CCSS.ELA-Literacy.RL.11-12.4 Determine the meaning of words and phrases as they are used in the text, including figurative and connotative meanings; analyze the impact of specific word choices on meaning and tone, including words with multiple meanings or language that is particularly fresh, engaging, or beautiful. (Include Shakespeare as well as other authors.)
CCSS.ELA-Literacy.RL.11-12.6 Analyze a case in which grasping a point of view requires distinguishing what is directly stated in a text from what is really meant (e.g., satire, sarcasm, irony, or understatement).

 

Implementation

Materials Needed in Class:

“Invasion”
Invasion Handout
“At the Border, 1979”


At the Border, 1979 Handout
Kurdish Poetry Homework Assignment
Choman Hardi Powerpoint

Implementation Overview:

Click here to download PDF version

1.

Begin the lesson by asking: what can we learn from poetry?

2.

Introduce Choman Hardi, a Kurdish poet, academic and writer. Hardi was born in Kurdish Iraq, raised in Iraq and Iran, and moved to the UK in 1993. She writes poetry in Kurdish and English.

3.

Introduce the first poem, “Invasion.” Ask the class what feelings and ideas does the word “invasion” prompt? Take 3 minutes to write it down. Discuss as a group.

4.

Show the definition of Invasion the board:

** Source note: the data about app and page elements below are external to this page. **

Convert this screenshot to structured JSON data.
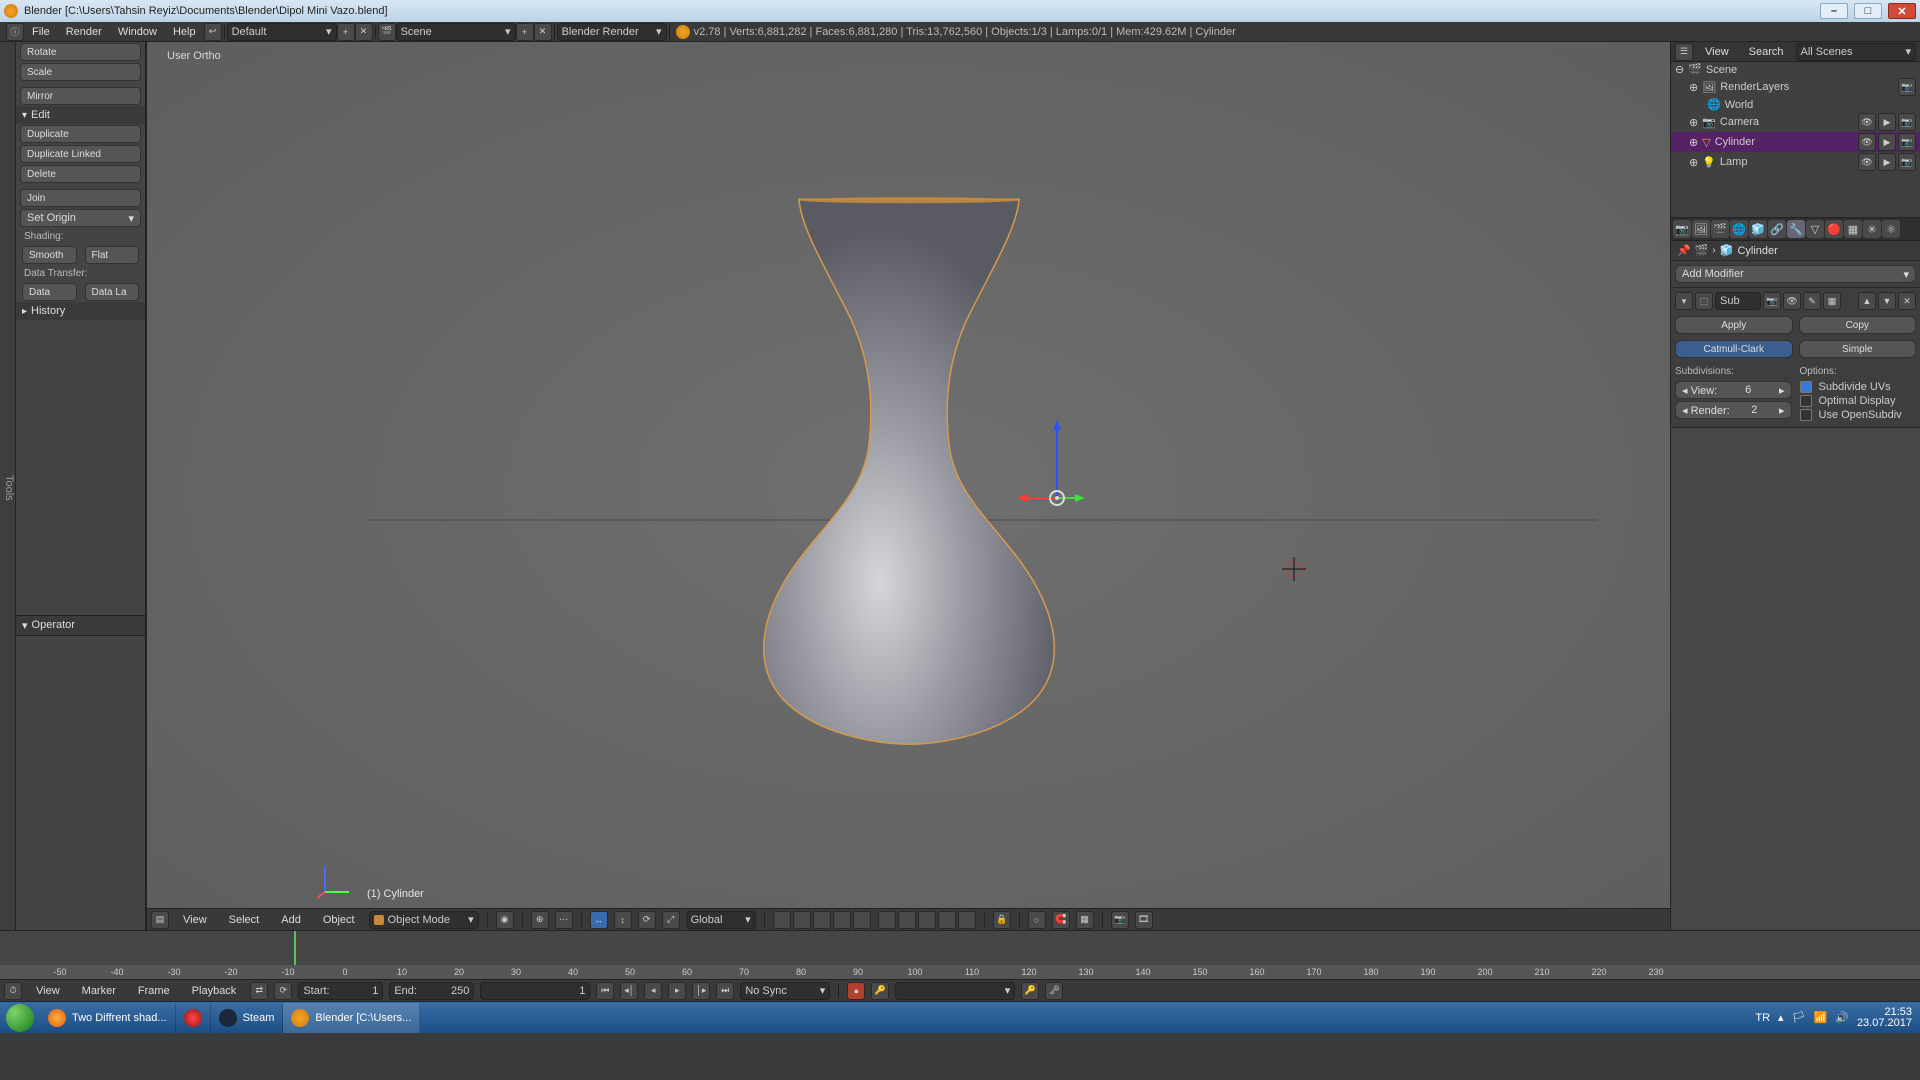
{
  "win_title": "Blender [C:\\Users\\Tahsin Reyiz\\Documents\\Blender\\Dipol Mini Vazo.blend]",
  "menus": {
    "file": "File",
    "render": "Render",
    "window": "Window",
    "help": "Help"
  },
  "layout_name": "Default",
  "scene_name": "Scene",
  "engine": "Blender Render",
  "stats": "v2.78 | Verts:6,881,282 | Faces:6,881,280 | Tris:13,762,560 | Objects:1/3 | Lamps:0/1 | Mem:429.62M | Cylinder",
  "tools": {
    "rotate": "Rotate",
    "scale": "Scale",
    "mirror": "Mirror",
    "edit_header": "Edit",
    "duplicate": "Duplicate",
    "dup_linked": "Duplicate Linked",
    "delete": "Delete",
    "join": "Join",
    "set_origin": "Set Origin",
    "shading_label": "Shading:",
    "smooth": "Smooth",
    "flat": "Flat",
    "data_transfer_label": "Data Transfer:",
    "data": "Data",
    "data_la": "Data La",
    "history": "History"
  },
  "operator": "Operator",
  "vp": {
    "overlay": "User Ortho",
    "obj_label": "(1) Cylinder"
  },
  "header3d": {
    "view": "View",
    "select": "Select",
    "add": "Add",
    "object": "Object",
    "mode": "Object Mode",
    "orientation": "Global"
  },
  "outliner": {
    "view": "View",
    "search": "Search",
    "filter": "All Scenes",
    "scene": "Scene",
    "renderlayers": "RenderLayers",
    "world": "World",
    "camera": "Camera",
    "cylinder": "Cylinder",
    "lamp": "Lamp"
  },
  "props": {
    "obj": "Cylinder",
    "add_mod": "Add Modifier",
    "mod_name": "Sub",
    "apply": "Apply",
    "copy": "Copy",
    "catmull": "Catmull-Clark",
    "simple": "Simple",
    "subdiv_label": "Subdivisions:",
    "options_label": "Options:",
    "view_label": "View:",
    "view_val": "6",
    "render_label": "Render:",
    "render_val": "2",
    "subdiv_uv": "Subdivide UVs",
    "opt_disp": "Optimal Display",
    "opensub": "Use OpenSubdiv"
  },
  "timeline": {
    "view": "View",
    "marker": "Marker",
    "frame": "Frame",
    "playback": "Playback",
    "start_label": "Start:",
    "start_val": "1",
    "end_label": "End:",
    "end_val": "250",
    "cur_val": "1",
    "sync": "No Sync",
    "ticks": [
      "-50",
      "-40",
      "-30",
      "-20",
      "-10",
      "0",
      "10",
      "20",
      "30",
      "40",
      "50",
      "60",
      "70",
      "80",
      "90",
      "100",
      "110",
      "120",
      "130",
      "140",
      "150",
      "160",
      "170",
      "180",
      "190",
      "200",
      "210",
      "220",
      "230"
    ]
  },
  "taskbar": {
    "firefox": "Two Diffrent shad...",
    "steam": "Steam",
    "blender": "Blender [C:\\Users...",
    "lang": "TR",
    "time": "21:53",
    "date": "23.07.2017"
  }
}
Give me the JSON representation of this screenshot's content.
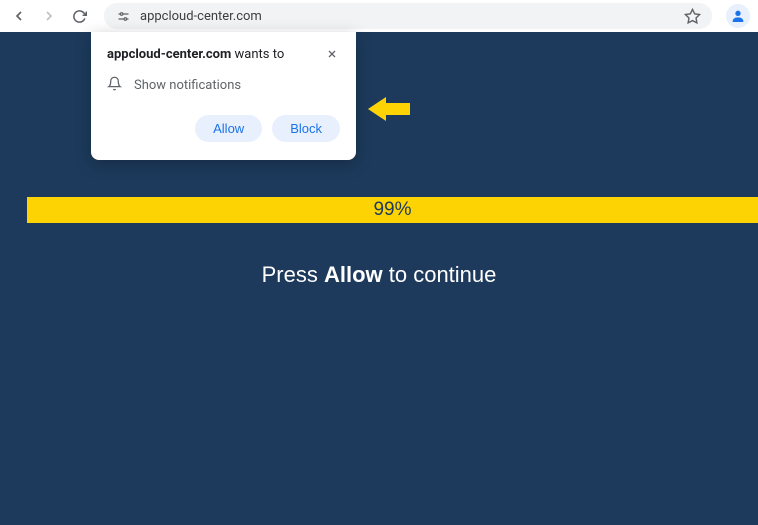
{
  "browser": {
    "url": "appcloud-center.com"
  },
  "popup": {
    "domain": "appcloud-center.com",
    "wants_to": " wants to",
    "permission": "Show notifications",
    "allow_label": "Allow",
    "block_label": "Block"
  },
  "page": {
    "progress": "99%",
    "instruction_prefix": "Press ",
    "instruction_bold": "Allow",
    "instruction_suffix": " to continue"
  },
  "colors": {
    "page_bg": "#1d3a5c",
    "accent_yellow": "#fed304",
    "chrome_blue": "#1a73e8"
  }
}
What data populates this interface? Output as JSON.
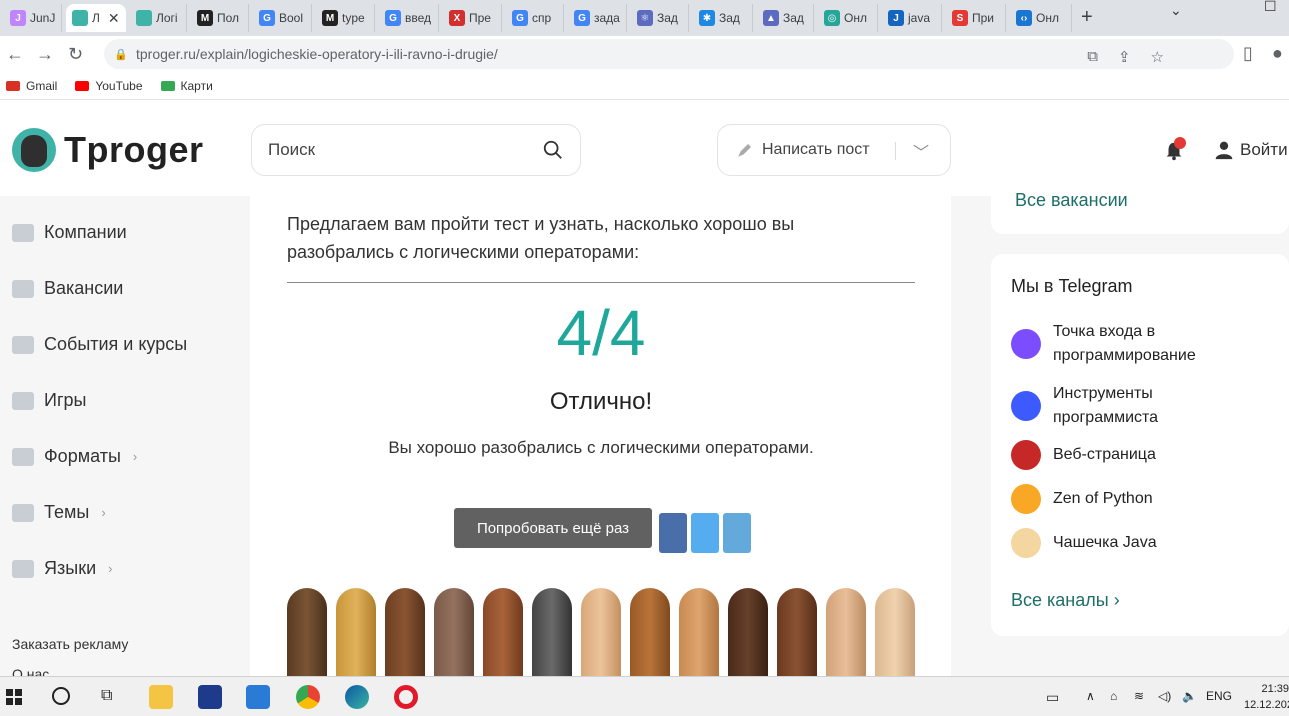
{
  "browser": {
    "tabs": [
      {
        "label": "JunJ",
        "fav_color": "#c084fc",
        "fav_char": "J"
      },
      {
        "label": "Л",
        "fav_color": "#3fb3a8",
        "fav_char": "",
        "active": true
      },
      {
        "label": "Логі",
        "fav_color": "#3fb3a8",
        "fav_char": ""
      },
      {
        "label": "Пол",
        "fav_color": "#222222",
        "fav_char": "M"
      },
      {
        "label": "Bool",
        "fav_color": "#4285f4",
        "fav_char": "G"
      },
      {
        "label": "type",
        "fav_color": "#222222",
        "fav_char": "M"
      },
      {
        "label": "введ",
        "fav_color": "#4285f4",
        "fav_char": "G"
      },
      {
        "label": "Пре",
        "fav_color": "#d32f2f",
        "fav_char": "Х"
      },
      {
        "label": "спр",
        "fav_color": "#4285f4",
        "fav_char": "G"
      },
      {
        "label": "зада",
        "fav_color": "#4285f4",
        "fav_char": "G"
      },
      {
        "label": "Зад",
        "fav_color": "#5c6bc0",
        "fav_char": "⚛"
      },
      {
        "label": "Зад",
        "fav_color": "#1e88e5",
        "fav_char": "✱"
      },
      {
        "label": "Зад",
        "fav_color": "#5c6bc0",
        "fav_char": "▲"
      },
      {
        "label": "Онл",
        "fav_color": "#26a69a",
        "fav_char": "◎"
      },
      {
        "label": "java",
        "fav_color": "#1565c0",
        "fav_char": "J"
      },
      {
        "label": "При",
        "fav_color": "#e53935",
        "fav_char": "S"
      },
      {
        "label": "Онл",
        "fav_color": "#1976d2",
        "fav_char": "‹›"
      }
    ],
    "url": "tproger.ru/explain/logicheskie-operatory-i-ili-ravno-i-drugie/",
    "bookmarks": [
      {
        "label": "Gmail",
        "color": "#d93025"
      },
      {
        "label": "YouTube",
        "color": "#ff0000"
      },
      {
        "label": "Карти",
        "color": "#34a853"
      }
    ]
  },
  "site": {
    "logo_text": "Tproger",
    "search_placeholder": "Поиск",
    "write_post_label": "Написать пост",
    "login_label": "Войти",
    "accent": "#1ea79a"
  },
  "sidebar": {
    "items": [
      {
        "label": "Компании",
        "has_arrow": false
      },
      {
        "label": "Вакансии",
        "has_arrow": false
      },
      {
        "label": "События и курсы",
        "has_arrow": false
      },
      {
        "label": "Игры",
        "has_arrow": false
      },
      {
        "label": "Форматы",
        "has_arrow": true
      },
      {
        "label": "Темы",
        "has_arrow": true
      },
      {
        "label": "Языки",
        "has_arrow": true
      }
    ],
    "advertise": "Заказать рекламу",
    "about": "О нас"
  },
  "quiz": {
    "intro": "Предлагаем вам пройти тест и узнать, насколько хорошо вы разобрались с логическими операторами:",
    "score": "4/4",
    "verdict": "Отлично!",
    "result": "Вы хорошо разобрались с логическими операторами.",
    "retry_label": "Попробовать ещё раз"
  },
  "right": {
    "all_vacancies": "Все вакансии",
    "telegram_title": "Мы в Telegram",
    "channels": [
      {
        "label": "Точка входа в программирование",
        "color": "#7c4dff"
      },
      {
        "label": "Инструменты программиста",
        "color": "#3d5afe"
      },
      {
        "label": "Веб-страница",
        "color": "#c62828"
      },
      {
        "label": "Zen of Python",
        "color": "#f9a825"
      },
      {
        "label": "Чашечка Java",
        "color": "#f4d6a0"
      }
    ],
    "all_channels": "Все каналы"
  },
  "taskbar": {
    "lang": "ENG",
    "time": "21:39",
    "date": "12.12.202"
  }
}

Invasion:

  • The act of invading, especially the entrance of an armed force into a territory to conquer
  • A large-scale onset of something injurious or harmful, such as a disease
  • An intrusion or encroachment

Distribute the poem “Invasion” and read it aloud. Ask students for their general feedback—what is this poem about? Ask students what this poem might tell them about Kurdish history and culture.

5.

Have the students read the poem a second time. This time, read it one stanza at a time, out loud. Use the questions on the worksheet or the Choman Hardi Powerpoint to guide the discussion. Alternatively, have students work in small groups to answer the questions.

6.

Introduce “At the Border, 1979.” Provide a bit of relevant background about Hardi:

  • Choman Hardi was born in Iraq Kurdistan in 1974, but her family fled to Iran while she was still a baby.
  • When she was 5 years old, Saddam Hussein became president of the Iraqi Republic and she returned with her family to the country of her birth

Ask students: What do you think it was like for a five year old to be crossing the border from Iran to return to her homeland?

7.

Distribute copies of “At the Border, 1979” and have students them read it to themselves. When they’re finished reading, ask the following questions:

  • What do you think of the poem?
  • This poem is a short story—what happens in the story?
  • What feelings does it evoke?
  • What is the author feeling? What are the people around her feeling? How do you know?

8.

Instruct students read the poem again, this time have someone read it aloud. Use the questions on the At the Border, 1979 Handout and/or the Choman Hardi Powerpoint to guide a discussion. Alternatively, have students work in small groups to answer the questions.


Homework:

Instruct students to read a Kurdish poem from the Poetry Translation Centre and write a one page essay comparing the poem they selected to those they read in class. Students should consider:

  • What are the similarities?
  • What are the differences?
  • What can you learn about Kurdish culture from this poem?

Additional Resources: